OKLAHOMA CITY (AP) — An Oklahoma jury Tuesday convicted a veteran police captain of first-degree manslaughter in the death of an unarmed teenager who was running away after scuffling with the officer.
Del City Police Capt. Randy Trent Harrison shot Dane Scott Jr. in the back on March 14, 2012, following a high-speed chase that began when Harrison tried to pull over Scott’s car.
Harrison had previously arrested Scott on drug violations, and prosecutors said his pursuit of the teenager crossed the line from professional to personal. The defense portrayed Scott as a drug dealer and said Harrison believed the teen was reaching for a second weapon after the officer took one gun from him during a scuffle that followed the police chase.
The jury announced the verdict and recommended the minimum four-year prison sentence after deliberating for about 11 hours over two days.

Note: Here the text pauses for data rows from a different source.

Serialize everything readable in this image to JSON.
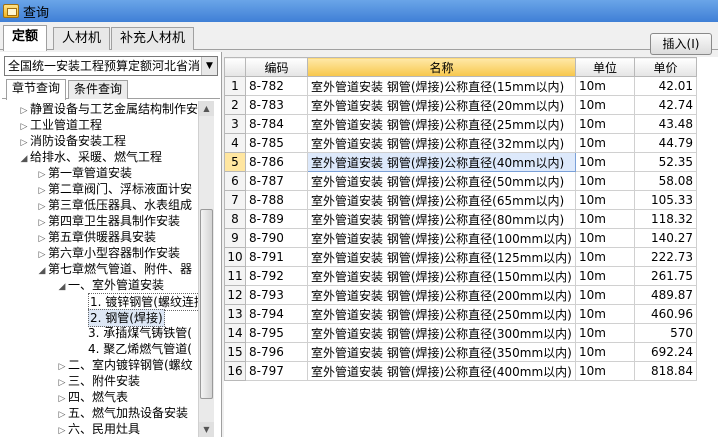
{
  "window": {
    "title": "查询"
  },
  "tabs": [
    "定额",
    "人材机",
    "补充人材机"
  ],
  "insert_button": "插入(I)",
  "region_select": "全国统一安装工程预算定额河北省消",
  "subtabs": [
    "章节查询",
    "条件查询"
  ],
  "tree": [
    {
      "label": "静置设备与工艺金属结构制作安",
      "level": 1,
      "expander": "▷"
    },
    {
      "label": "工业管道工程",
      "level": 1,
      "expander": "▷"
    },
    {
      "label": "消防设备安装工程",
      "level": 1,
      "expander": "▷"
    },
    {
      "label": "给排水、采暖、燃气工程",
      "level": 1,
      "expander": "◢"
    },
    {
      "label": "第一章管道安装",
      "level": 2,
      "expander": "▷"
    },
    {
      "label": "第二章阀门、浮标液面计安",
      "level": 2,
      "expander": "▷"
    },
    {
      "label": "第三章低压器具、水表组成",
      "level": 2,
      "expander": "▷"
    },
    {
      "label": "第四章卫生器具制作安装",
      "level": 2,
      "expander": "▷"
    },
    {
      "label": "第五章供暖器具安装",
      "level": 2,
      "expander": "▷"
    },
    {
      "label": "第六章小型容器制作安装",
      "level": 2,
      "expander": "▷"
    },
    {
      "label": "第七章燃气管道、附件、器",
      "level": 2,
      "expander": "◢"
    },
    {
      "label": "一、室外管道安装",
      "level": 3,
      "expander": "◢"
    },
    {
      "label": "1. 镀锌钢管(螺纹连接",
      "level": 4,
      "expander": "",
      "state": "sel"
    },
    {
      "label": "2. 钢管(焊接)",
      "level": 4,
      "expander": "",
      "state": "focus"
    },
    {
      "label": "3. 承插煤气铸铁管(",
      "level": 4,
      "expander": ""
    },
    {
      "label": "4. 聚乙烯燃气管道(",
      "level": 4,
      "expander": ""
    },
    {
      "label": "二、室内镀锌钢管(螺纹",
      "level": 3,
      "expander": "▷"
    },
    {
      "label": "三、附件安装",
      "level": 3,
      "expander": "▷"
    },
    {
      "label": "四、燃气表",
      "level": 3,
      "expander": "▷"
    },
    {
      "label": "五、燃气加热设备安装",
      "level": 3,
      "expander": "▷"
    },
    {
      "label": "六、民用灶具",
      "level": 3,
      "expander": "▷"
    }
  ],
  "table": {
    "columns": [
      "编码",
      "名称",
      "单位",
      "单价"
    ],
    "rows": [
      {
        "n": "1",
        "code": "8-782",
        "name": "室外管道安装 钢管(焊接)公称直径(15mm以内)",
        "unit": "10m",
        "price": "42.01"
      },
      {
        "n": "2",
        "code": "8-783",
        "name": "室外管道安装 钢管(焊接)公称直径(20mm以内)",
        "unit": "10m",
        "price": "42.74"
      },
      {
        "n": "3",
        "code": "8-784",
        "name": "室外管道安装 钢管(焊接)公称直径(25mm以内)",
        "unit": "10m",
        "price": "43.48"
      },
      {
        "n": "4",
        "code": "8-785",
        "name": "室外管道安装 钢管(焊接)公称直径(32mm以内)",
        "unit": "10m",
        "price": "44.79"
      },
      {
        "n": "5",
        "code": "8-786",
        "name": "室外管道安装 钢管(焊接)公称直径(40mm以内)",
        "unit": "10m",
        "price": "52.35"
      },
      {
        "n": "6",
        "code": "8-787",
        "name": "室外管道安装 钢管(焊接)公称直径(50mm以内)",
        "unit": "10m",
        "price": "58.08"
      },
      {
        "n": "7",
        "code": "8-788",
        "name": "室外管道安装 钢管(焊接)公称直径(65mm以内)",
        "unit": "10m",
        "price": "105.33"
      },
      {
        "n": "8",
        "code": "8-789",
        "name": "室外管道安装 钢管(焊接)公称直径(80mm以内)",
        "unit": "10m",
        "price": "118.32"
      },
      {
        "n": "9",
        "code": "8-790",
        "name": "室外管道安装 钢管(焊接)公称直径(100mm以内)",
        "unit": "10m",
        "price": "140.27"
      },
      {
        "n": "10",
        "code": "8-791",
        "name": "室外管道安装 钢管(焊接)公称直径(125mm以内)",
        "unit": "10m",
        "price": "222.73"
      },
      {
        "n": "11",
        "code": "8-792",
        "name": "室外管道安装 钢管(焊接)公称直径(150mm以内)",
        "unit": "10m",
        "price": "261.75"
      },
      {
        "n": "12",
        "code": "8-793",
        "name": "室外管道安装 钢管(焊接)公称直径(200mm以内)",
        "unit": "10m",
        "price": "489.87"
      },
      {
        "n": "13",
        "code": "8-794",
        "name": "室外管道安装 钢管(焊接)公称直径(250mm以内)",
        "unit": "10m",
        "price": "460.96"
      },
      {
        "n": "14",
        "code": "8-795",
        "name": "室外管道安装 钢管(焊接)公称直径(300mm以内)",
        "unit": "10m",
        "price": "570"
      },
      {
        "n": "15",
        "code": "8-796",
        "name": "室外管道安装 钢管(焊接)公称直径(350mm以内)",
        "unit": "10m",
        "price": "692.24"
      },
      {
        "n": "16",
        "code": "8-797",
        "name": "室外管道安装 钢管(焊接)公称直径(400mm以内)",
        "unit": "10m",
        "price": "818.84"
      }
    ]
  }
}
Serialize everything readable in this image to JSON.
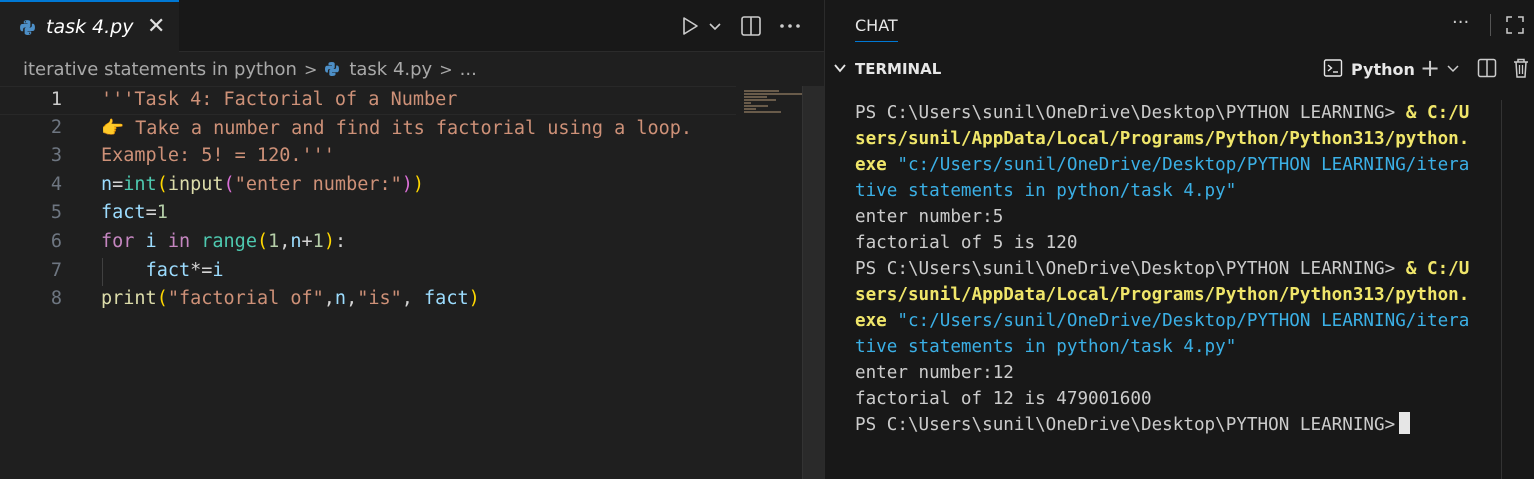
{
  "editor": {
    "tab_label": "task 4.py",
    "tab_close": "✕",
    "breadcrumb": {
      "folder": "iterative statements in python",
      "file": "task 4.py",
      "tail": "..."
    },
    "lines": [
      {
        "n": "1",
        "tokens": [
          {
            "t": "'''Task 4: Factorial of a Number",
            "c": "s-str"
          }
        ]
      },
      {
        "n": "2",
        "tokens": [
          {
            "t": "👉 Take a number and find its factorial using a loop.",
            "c": "s-str"
          }
        ]
      },
      {
        "n": "3",
        "tokens": [
          {
            "t": "Example: 5! = 120.'''",
            "c": "s-str"
          }
        ]
      },
      {
        "n": "4",
        "tokens": [
          {
            "t": "n",
            "c": "s-var"
          },
          {
            "t": "=",
            "c": "s-op"
          },
          {
            "t": "int",
            "c": "s-fn"
          },
          {
            "t": "(",
            "c": "s-br1"
          },
          {
            "t": "input",
            "c": "s-fnc"
          },
          {
            "t": "(",
            "c": "s-br2"
          },
          {
            "t": "\"enter number:\"",
            "c": "s-str"
          },
          {
            "t": ")",
            "c": "s-br2"
          },
          {
            "t": ")",
            "c": "s-br1"
          }
        ]
      },
      {
        "n": "5",
        "tokens": [
          {
            "t": "fact",
            "c": "s-var"
          },
          {
            "t": "=",
            "c": "s-op"
          },
          {
            "t": "1",
            "c": "s-num"
          }
        ]
      },
      {
        "n": "6",
        "tokens": [
          {
            "t": "for",
            "c": "s-kw"
          },
          {
            "t": " i ",
            "c": "s-var"
          },
          {
            "t": "in",
            "c": "s-kw"
          },
          {
            "t": " ",
            "c": "s-op"
          },
          {
            "t": "range",
            "c": "s-fn"
          },
          {
            "t": "(",
            "c": "s-br1"
          },
          {
            "t": "1",
            "c": "s-num"
          },
          {
            "t": ",",
            "c": "s-op"
          },
          {
            "t": "n",
            "c": "s-var"
          },
          {
            "t": "+",
            "c": "s-op"
          },
          {
            "t": "1",
            "c": "s-num"
          },
          {
            "t": ")",
            "c": "s-br1"
          },
          {
            "t": ":",
            "c": "s-op"
          }
        ]
      },
      {
        "n": "7",
        "tokens": [
          {
            "t": "    ",
            "c": "s-op"
          },
          {
            "t": "fact",
            "c": "s-var"
          },
          {
            "t": "*=",
            "c": "s-op"
          },
          {
            "t": "i",
            "c": "s-var"
          }
        ]
      },
      {
        "n": "8",
        "tokens": [
          {
            "t": "print",
            "c": "s-fnc"
          },
          {
            "t": "(",
            "c": "s-br1"
          },
          {
            "t": "\"factorial of\"",
            "c": "s-str"
          },
          {
            "t": ",",
            "c": "s-op"
          },
          {
            "t": "n",
            "c": "s-var"
          },
          {
            "t": ",",
            "c": "s-op"
          },
          {
            "t": "\"is\"",
            "c": "s-str"
          },
          {
            "t": ", ",
            "c": "s-op"
          },
          {
            "t": "fact",
            "c": "s-var"
          },
          {
            "t": ")",
            "c": "s-br1"
          }
        ]
      }
    ]
  },
  "panel": {
    "chat_tab": "CHAT",
    "more": "···",
    "terminal_title": "TERMINAL",
    "shell_label": "Python",
    "add_label": "+"
  },
  "terminal": {
    "lines": [
      [
        {
          "t": "PS C:\\Users\\sunil\\OneDrive\\Desktop\\PYTHON LEARNING> ",
          "c": ""
        },
        {
          "t": "& C:/U",
          "c": "t-yellow"
        }
      ],
      [
        {
          "t": "sers/sunil/AppData/Local/Programs/Python/Python313/python.",
          "c": "t-yellow"
        }
      ],
      [
        {
          "t": "exe",
          "c": "t-yellow"
        },
        {
          "t": " \"c:/Users/sunil/OneDrive/Desktop/PYTHON LEARNING/itera",
          "c": "t-blue"
        }
      ],
      [
        {
          "t": "tive statements in python/task 4.py\"",
          "c": "t-blue"
        }
      ],
      [
        {
          "t": "enter number:5",
          "c": ""
        }
      ],
      [
        {
          "t": "factorial of 5 is 120",
          "c": ""
        }
      ],
      [
        {
          "t": "PS C:\\Users\\sunil\\OneDrive\\Desktop\\PYTHON LEARNING> ",
          "c": ""
        },
        {
          "t": "& C:/U",
          "c": "t-yellow"
        }
      ],
      [
        {
          "t": "sers/sunil/AppData/Local/Programs/Python/Python313/python.",
          "c": "t-yellow"
        }
      ],
      [
        {
          "t": "exe",
          "c": "t-yellow"
        },
        {
          "t": " \"c:/Users/sunil/OneDrive/Desktop/PYTHON LEARNING/itera",
          "c": "t-blue"
        }
      ],
      [
        {
          "t": "tive statements in python/task 4.py\"",
          "c": "t-blue"
        }
      ],
      [
        {
          "t": "enter number:12",
          "c": ""
        }
      ],
      [
        {
          "t": "factorial of 12 is 479001600",
          "c": ""
        }
      ],
      [
        {
          "t": "PS C:\\Users\\sunil\\OneDrive\\Desktop\\PYTHON LEARNING>",
          "c": ""
        }
      ]
    ]
  },
  "colors": {
    "accent": "#0078d4",
    "editor_bg": "#1f1f1f",
    "panel_bg": "#181818"
  }
}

Harrison showed no emotion when the verdict was read. He was handcuffed by sheriff’s deputies and led to the Oklahoma County jail.
Members of Scott’s family, including his mother, father, siblings and others, were present in court throughout Harrison’s seven-day trial.
They wept and hugged one another after the verdict was read.
Family members declined a reporter’s request for comment Tuesday, and Scott’s father has also previously declined to comment.
State Rep. Mike Shelton, D-Oklahoma City, who has served as a spokesman for the family in the past, said the victim’s family was devastated by his death.
“There’s no winners in this deal,” Shelton said. “I think that this is a reflection that the justice system can work. There is justice out there.”
“A family has lost a son,” he added.
The shooting occurred just a few weeks after the death of Trayvon Martin, the unarmed black teenager killed by a neighborhood watch volunteer in Florida, and the defense suggested early on that prosecutors were influenced to file charges to prevent the type of racial discord that followed that shooting and another high-profile case in Tulsa last year. Harrison is white; Scott was black.
Prosecutors haven’t said Harrison was motivated by any racial bias, just that Harrison was wrong to shoot Scott. The jury included three African-Americans.
Oklahoma County District Attorney David Prater became emotional after the verdict was announced as he talked to reporters. “There are no winners here,” he said.
“We will police our own,” Prater said. “This is a tough case. It had to be done.”
Defense attorney Doug Friesen said he will ask the judge to allow Harrison to remain free while his conviction is appealed. “I am sorry for Randy, for the way this came out,” Friesen said. “I wish I could have done a better job.”
The 12 members of Harrison’s jury said nothing as they left the courtroom.
During the trial, Scott’s baggy pants became a central issue. Witnesses say the 18-year-old was trying to hold them up as he ran from Harrison.
Although the witnesses testified that they saw no threat from Scott, Harrison and his defense team said the officer believed he was reaching for his pants pocket, where he could have had another gun. Police did not find a weapon on Scott after the shooting.
Prater told jurors during closing arguments Monday that Harrison put other people in danger when he fired four shots at Scott, placing bystanders and a fellow officer in harm’s way before hitting the teenager in the back with the fourth shot.
Prater said Scott was “no threat at all” at the time. “He’s running and holding his pants,” the prosecutor added.
Harrison, a 23-year veteran officer in the Oklahoma City suburb, testified earlier Monday that he feared for his life.
“He had just tried to kill me. He would kill anybody to escape,” Harrison testified. Harrison said he did not want to kill Scott. “I just didn’t have any other choice,” he said.
Friesen told jurors that while prosecutors had tried to portray Harrison as “an out-of-control maniac,” he was actually trying to protect his life and the lives of others.